His one convert from Judaism in Dublin appears to have been Henry Marsh Friedeberg in 1845. But Friedeberg later said he had been converted in an ‘hour of dependency’ and returned to Judaism.
Moses’ wife, Chaja (‘Haya’), gave birth to a daughter Fanny in Dublin on 24 March 1846. But by then Haya had returned to practising Judaism, and was no longer living with her husband. The child’s birth was registered with the congregation at Mary’s Abbey Synagogue, where the father was described as ‘Moses Epstein Margoliouth, a converted Jew, clergyman at Glasnevin, near Dublin.’
Glasnevin was then a small parish outside Dublin, and Margoliouth had time for literary pursuits. He started a Hebrew Christian monthly magazine, The Star of Jacob, which ran to six numbers in 1847, and tried to establish a society to promote the study of Hebrew literature and to reprint scarce Hebrew works.
He later he returned to England, served in a number of parishes, and ended his days as Vicarage of Little Linford, Buckinghamshire. He died in London in 1880.
His brother, Ezekiel Margoliouth also converted from Judaism to Anglicanism, and worked in Bethnal Green as a missionary to the Jews. Ezekiel’s son, the Revd David Samuel Margoliouth (1858-1940), was an Anglican priest and Laudian Professor of Arabic at the University of Oxford (1889-1937). Many of his works on the history of Islam became the standard treatises in English.
The Revd Adolph Paul Weinberger (1859-1937) was born on 29 June 1859 in Dejevikow, near Prague. At the time, there was a thriving Jewish population in Praguey, which was one of the principal cities in the Austro-Hungarian empire, alongside Vienna and Budapest.
Weinberger is said to have been born into a pious Orthodox Jewish family, and may even have studied to be a rabbi. He moved to England, and – like Bishop Alexander – probably converted to Christianity through his contacts with the London Jews’ Society, later CMJ.
CMJ, which remains a recognised mission agency in the Church of England, began to work began among poor Jewish immigrants in the East End of London and Weinberger was involved in similar work in Hamburg and Liverpool before moving to Dublin to prepare for ordination in the Church of Ireland.
He graduated from Trinity College Dublin (BA, 1896), and was ordained deacon in 1897 and priest in 1898 by Joseph Peacocke, Archbishop of Dublin.

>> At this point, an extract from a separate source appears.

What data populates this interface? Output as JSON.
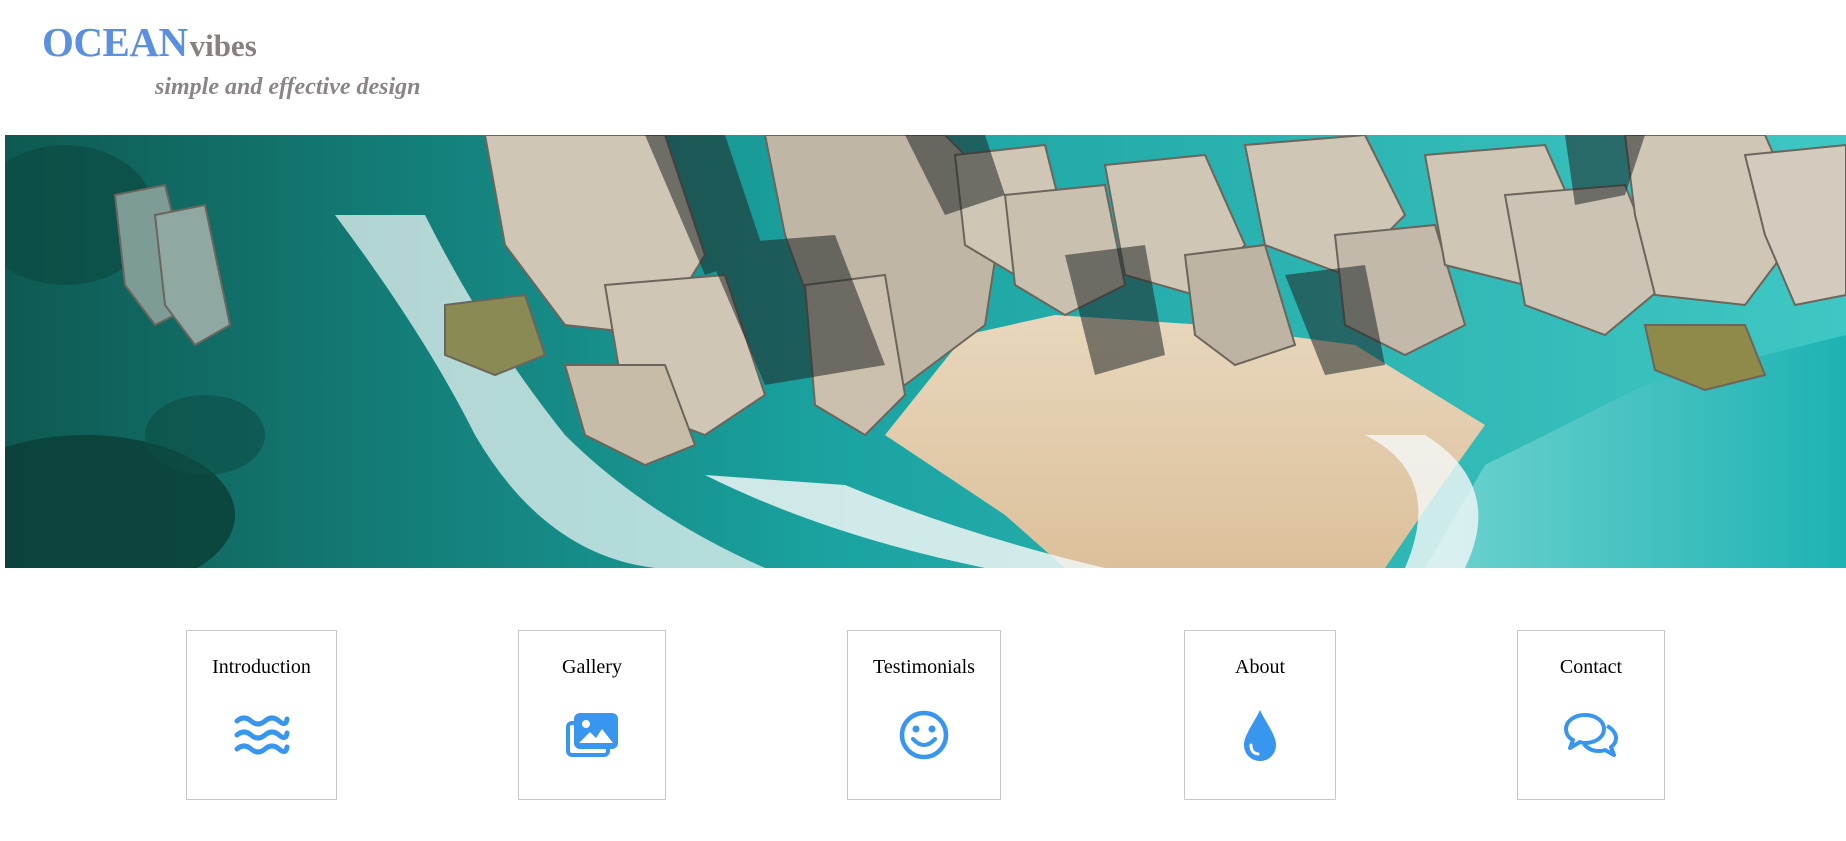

He served briefly as curate in Saint Matthias, Dublin (1897-1899), before returning to London as a curate in Whitechapel (1899-1900).
From London, he moved to Constantinople in 1900, and he remained in the Ottoman capital until 1914.
Weinberger married Alice Paterson, daughter of Colonel Daniel Paterson Barry, a medical doctor who was a surgeon-major in the army and who had taken part in the Punjab Campaign (1848-1849), the Crimean War and the Indian Mutiny.
The couple had three sons as well as two daughters who married two brothers: Eva Barry Weinberger married Captain William Bolton Battersby, son of Revd Francis Hoffman Battersby, curate of Booterstown (1885-1892), and Hope Barry Weinberger married Jason Hassard Battersby.
The Weinbergers returned to live in Dublin, where she died on 30 June 1930, and he died on 1 April 1937 at 17 Oakley Road, Ranelagh; they are buried in Mount Jerome cemetery in Harold’s Cross.
In response to changing attitudes towards proselytising work by Christians among the Jewish people, the society has changed its name several times over the years, first to the Church Missions to Jews, then the Church's Mission to the Jews, followed by the Church’s Ministry Among the Jews, and finally to the current name of the Church’s Ministry Among Jewish People, which was adopted in 1995.
The missionary focus of CMJ attracts criticism from the Jewish community, which sees these activities as highly detrimental to Jewish-Christian relations, and many rabbis and Jewish organisations have called for CMJ to be disbanded.
In 1992, George Carey became the first Archbishop of Canterbury in 150 years to decline to be the Patron of CMJ, a decision that was praised by Jewish leaders and reported as front-page news in the Jewish Chronicle.